Republican fundraisers and strategists alarmed at the course of the 2012 presidential campaign are increasingly focusing their attention on congressional races, as the party’s chances of unseating President Barack Obama appear to grow more remote.
Thanks to a long, damaging nomination fight and shifts in the Senate landscape, top Republican donors are becoming more concerned about their ability to hold seats in the House and recapture the majority in the upper chamber.
Gone is the triumphalist thinking of a year ago, which imagined the GOP extending its 2010 wave and easily installing a Republican president. Even among Republicans who believe that remains possible, few think it is likely — or easy to achieve. Conservative commentator George Will gave voice to these concerns in his Sunday column when he urged his party to retrench and shore up congressional candidates.

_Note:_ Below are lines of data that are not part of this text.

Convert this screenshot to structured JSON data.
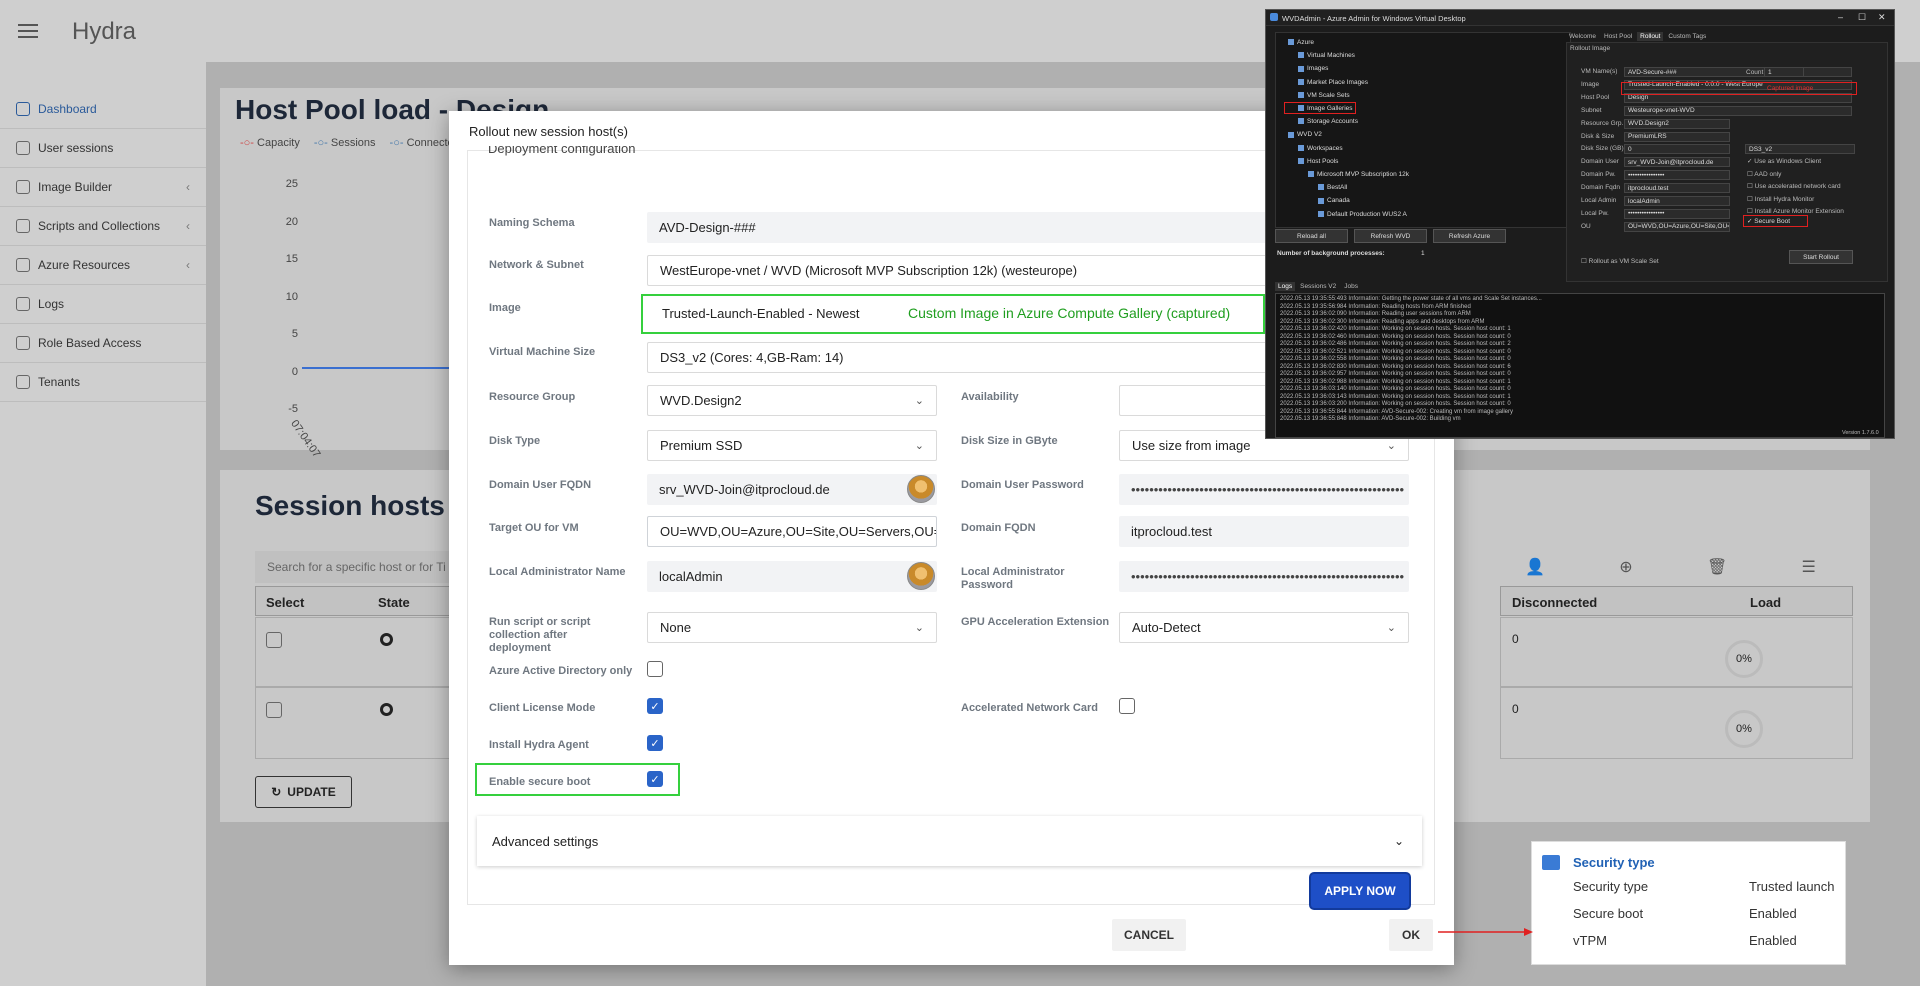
{
  "app": {
    "title": "Hydra",
    "sidebar": [
      {
        "label": "Dashboard",
        "icon": "dashboard-icon",
        "chevron": false,
        "active": true
      },
      {
        "label": "User sessions",
        "icon": "user-icon",
        "chevron": false,
        "active": false
      },
      {
        "label": "Image Builder",
        "icon": "image-icon",
        "chevron": true,
        "active": false
      },
      {
        "label": "Scripts and Collections",
        "icon": "script-icon",
        "chevron": true,
        "active": false
      },
      {
        "label": "Azure Resources",
        "icon": "azure-icon",
        "chevron": true,
        "active": false
      },
      {
        "label": "Logs",
        "icon": "book-icon",
        "chevron": false,
        "active": false
      },
      {
        "label": "Role Based Access",
        "icon": "shield-icon",
        "chevron": false,
        "active": false
      },
      {
        "label": "Tenants",
        "icon": "gear-icon",
        "chevron": false,
        "active": false
      }
    ],
    "card1": {
      "title": "Host Pool load - Design",
      "legend": [
        "Capacity",
        "Sessions",
        "Connected"
      ],
      "y_ticks": [
        "25",
        "20",
        "15",
        "10",
        "5",
        "0",
        "-5"
      ],
      "x_tick": "07:04:07"
    },
    "card2": {
      "title": "Session hosts",
      "search_placeholder": "Search for a specific host or for Ti",
      "columns": {
        "select": "Select",
        "state": "State",
        "disconnected": "Disconnected",
        "load": "Load"
      },
      "rows": [
        {
          "disconnected": "0",
          "load": "0%"
        },
        {
          "disconnected": "0",
          "load": "0%"
        }
      ],
      "update_label": "UPDATE"
    }
  },
  "modal": {
    "title": "Rollout new session host(s)",
    "section_heading": "Deployment configuration",
    "fields": {
      "naming_schema": {
        "label": "Naming Schema",
        "value": "AVD-Design-###"
      },
      "network": {
        "label": "Network & Subnet",
        "value": "WestEurope-vnet / WVD (Microsoft MVP Subscription 12k) (westeurope)"
      },
      "image": {
        "label": "Image",
        "value": "Trusted-Launch-Enabled - Newest",
        "annotation": "Custom Image in Azure Compute Gallery (captured)"
      },
      "vm_size": {
        "label": "Virtual Machine Size",
        "value": "DS3_v2 (Cores: 4,GB-Ram: 14)"
      },
      "resource_group": {
        "label": "Resource Group",
        "value": "WVD.Design2"
      },
      "availability": {
        "label": "Availability",
        "value": ""
      },
      "disk_type": {
        "label": "Disk Type",
        "value": "Premium SSD"
      },
      "disk_size": {
        "label": "Disk Size in GByte",
        "value": "Use size from image"
      },
      "domain_user": {
        "label": "Domain User FQDN",
        "value": "srv_WVD-Join@itprocloud.de"
      },
      "domain_password": {
        "label": "Domain User Password",
        "value": "••••••••••••••••••••••••••••••••••••••••••••••••••••••••••••"
      },
      "target_ou": {
        "label": "Target OU for VM",
        "value": "OU=WVD,OU=Azure,OU=Site,OU=Servers,OU="
      },
      "domain_fqdn": {
        "label": "Domain FQDN",
        "value": "itprocloud.test"
      },
      "local_admin": {
        "label": "Local Administrator Name",
        "value": "localAdmin"
      },
      "local_admin_pw": {
        "label": "Local Administrator Password",
        "value": "••••••••••••••••••••••••••••••••••••••••••••••••••••••••••••"
      },
      "run_script": {
        "label": "Run script or script collection after deployment",
        "value": "None"
      },
      "gpu": {
        "label": "GPU Acceleration Extension",
        "value": "Auto-Detect"
      }
    },
    "checks": {
      "aad_only": {
        "label": "Azure Active Directory only",
        "checked": false
      },
      "client_license": {
        "label": "Client License Mode",
        "checked": true
      },
      "accel_network": {
        "label": "Accelerated Network Card",
        "checked": false
      },
      "hydra_agent": {
        "label": "Install Hydra Agent",
        "checked": true
      },
      "secure_boot": {
        "label": "Enable secure boot",
        "checked": true
      }
    },
    "advanced_label": "Advanced settings",
    "apply_label": "APPLY NOW",
    "cancel_label": "CANCEL",
    "ok_label": "OK"
  },
  "wvdadmin": {
    "title": "WVDAdmin - Azure Admin for Windows Virtual Desktop",
    "tabs": [
      "Welcome",
      "Host Pool",
      "Rollout",
      "Custom Tags"
    ],
    "tree": [
      {
        "label": "Azure",
        "indent": 0
      },
      {
        "label": "Virtual Machines",
        "indent": 1
      },
      {
        "label": "Images",
        "indent": 1
      },
      {
        "label": "Market Place Images",
        "indent": 1
      },
      {
        "label": "VM Scale Sets",
        "indent": 1
      },
      {
        "label": "Image Galleries",
        "indent": 1
      },
      {
        "label": "Storage Accounts",
        "indent": 1
      },
      {
        "label": "WVD V2",
        "indent": 0
      },
      {
        "label": "Workspaces",
        "indent": 1
      },
      {
        "label": "Host Pools",
        "indent": 1
      },
      {
        "label": "Microsoft MVP Subscription 12k",
        "indent": 2
      },
      {
        "label": "BestAll",
        "indent": 3
      },
      {
        "label": "Canada",
        "indent": 3
      },
      {
        "label": "Default Production WUS2 A",
        "indent": 3
      }
    ],
    "buttons": {
      "reload_all": "Reload all",
      "refresh_wvd": "Refresh WVD",
      "refresh_azure": "Refresh Azure",
      "start_rollout": "Start Rollout"
    },
    "bg_label": "Number of background processes:",
    "bg_value": "1",
    "rollout_panel": "Rollout Image",
    "rollout_fields": [
      {
        "label": "VM Name(s)",
        "value": "AVD-Secure-###"
      },
      {
        "label": "Image",
        "value": "Trusted-Launch-Enabled - 0.0.0 - West Europe"
      },
      {
        "label": "Host Pool",
        "value": "Design"
      },
      {
        "label": "Subnet",
        "value": "Westeurope-vnet-WVD"
      },
      {
        "label": "Resource Grp.",
        "value": "WVD.Design2"
      },
      {
        "label": "Disk & Size",
        "value": "PremiumLRS"
      },
      {
        "label": "Disk Size (GB)",
        "value": "0"
      },
      {
        "label": "Domain User",
        "value": "srv_WVD-Join@itprocloud.de"
      },
      {
        "label": "Domain Pw.",
        "value": "••••••••••••••••"
      },
      {
        "label": "Domain Fqdn",
        "value": "itprocloud.test"
      },
      {
        "label": "Local Admin",
        "value": "localAdmin"
      },
      {
        "label": "Local Pw.",
        "value": "••••••••••••••••"
      },
      {
        "label": "OU",
        "value": "OU=WVD,OU=Azure,OU=Site,OU=Se"
      }
    ],
    "count_label": "Count",
    "count_value": "1",
    "captured_label": "Captured image",
    "vm_size": "DS3_v2",
    "options": [
      "Use as Windows Client",
      "AAD only",
      "Use accelerated network card",
      "Install Hydra Monitor",
      "Install Azure Monitor Extension"
    ],
    "secure_boot": "Secure Boot",
    "rollout_vmss": "Rollout as VM Scale Set",
    "log_tabs": [
      "Logs",
      "Sessions V2",
      "Jobs"
    ],
    "log_lines": [
      "2022.05.13 19:35:55:493 Information: Getting the power state of all vms and Scale Set instances...",
      "2022.05.13 19:35:56:984 Information: Reading hosts from ARM finished",
      "2022.05.13 19:36:02:090 Information: Reading user sessions from ARM",
      "2022.05.13 19:36:02:300 Information: Reading apps and desktops from ARM",
      "2022.05.13 19:36:02:420 Information: Working on session hosts. Session host count: 1",
      "2022.05.13 19:36:02:460 Information: Working on session hosts. Session host count: 0",
      "2022.05.13 19:36:02:486 Information: Working on session hosts. Session host count: 2",
      "2022.05.13 19:36:02:521 Information: Working on session hosts. Session host count: 0",
      "2022.05.13 19:36:02:558 Information: Working on session hosts. Session host count: 0",
      "2022.05.13 19:36:02:830 Information: Working on session hosts. Session host count: 6",
      "2022.05.13 19:36:02:957 Information: Working on session hosts. Session host count: 0",
      "2022.05.13 19:36:02:988 Information: Working on session hosts. Session host count: 1",
      "2022.05.13 19:36:03:140 Information: Working on session hosts. Session host count: 0",
      "2022.05.13 19:36:03:143 Information: Working on session hosts. Session host count: 1",
      "2022.05.13 19:36:03:200 Information: Working on session hosts. Session host count: 0",
      "2022.05.13 19:36:55:844 Information: AVD-Secure-002: Creating vm from image gallery",
      "2022.05.13 19:36:55:848 Information: AVD-Secure-002: Building vm"
    ],
    "version": "Version 1.7.6.0"
  },
  "security": {
    "title": "Security type",
    "rows": [
      {
        "label": "Security type",
        "value": "Trusted launch"
      },
      {
        "label": "Secure boot",
        "value": "Enabled"
      },
      {
        "label": "vTPM",
        "value": "Enabled"
      }
    ]
  },
  "colors": {
    "accent": "#2a64c8",
    "apply": "#1e4fc7",
    "highlight_green": "#35d03d",
    "annotation_green": "#1f9e1f",
    "highlight_red": "#e02020",
    "security_title": "#2162b5"
  }
}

Leading Republicans are now pondering how best to head off a successful Obama reelection campaign that keeps the Senate in Democratic hands and allows the president’s party to gain ground in the House.
“There’s little doubt that there is increasing focus on the House and Senate, given the fact that if you look back a year ago, I think most Republicans and most business people said, ‘We’re going to beat Obama because he’s going to beat himself and we just need a decent candidate,’” said Tom Bell, a top Republican donor and former Chamber of Commerce chairman.